MATERIAL TO PROCESS:
════════════════════
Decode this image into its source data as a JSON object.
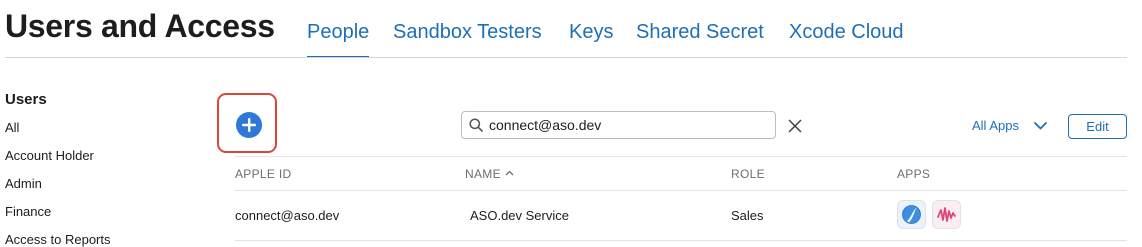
{
  "header": {
    "title": "Users and Access",
    "tabs": [
      {
        "label": "People",
        "active": true
      },
      {
        "label": "Sandbox Testers",
        "active": false
      },
      {
        "label": "Keys",
        "active": false
      },
      {
        "label": "Shared Secret",
        "active": false
      },
      {
        "label": "Xcode Cloud",
        "active": false
      }
    ]
  },
  "sidebar": {
    "heading": "Users",
    "items": [
      {
        "label": "All"
      },
      {
        "label": "Account Holder"
      },
      {
        "label": "Admin"
      },
      {
        "label": "Finance"
      },
      {
        "label": "Access to Reports"
      }
    ]
  },
  "toolbar": {
    "add_icon": "plus-circle-icon",
    "search": {
      "value": "connect@aso.dev",
      "placeholder": ""
    },
    "clear_icon": "close-icon",
    "filter_label": "All Apps",
    "edit_label": "Edit"
  },
  "table": {
    "columns": [
      "APPLE ID",
      "NAME",
      "ROLE",
      "APPS"
    ],
    "sorted_column": "NAME",
    "sort_direction": "ascending",
    "rows": [
      {
        "apple_id": "connect@aso.dev",
        "name": "ASO.dev Service",
        "role": "Sales",
        "apps": [
          "app-icon-blue-swoosh",
          "app-icon-pink-waveform"
        ]
      }
    ]
  },
  "colors": {
    "accent": "#1f6fb7",
    "add_button": "#2f78d8",
    "highlight": "#d9473a",
    "text": "#1d1d1f",
    "muted": "#6e6e73"
  }
}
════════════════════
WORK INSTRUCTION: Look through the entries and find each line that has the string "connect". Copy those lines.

RESULT OF THE TASK:
      "value": "connect@aso.dev",
        "apple_id": "connect@aso.dev",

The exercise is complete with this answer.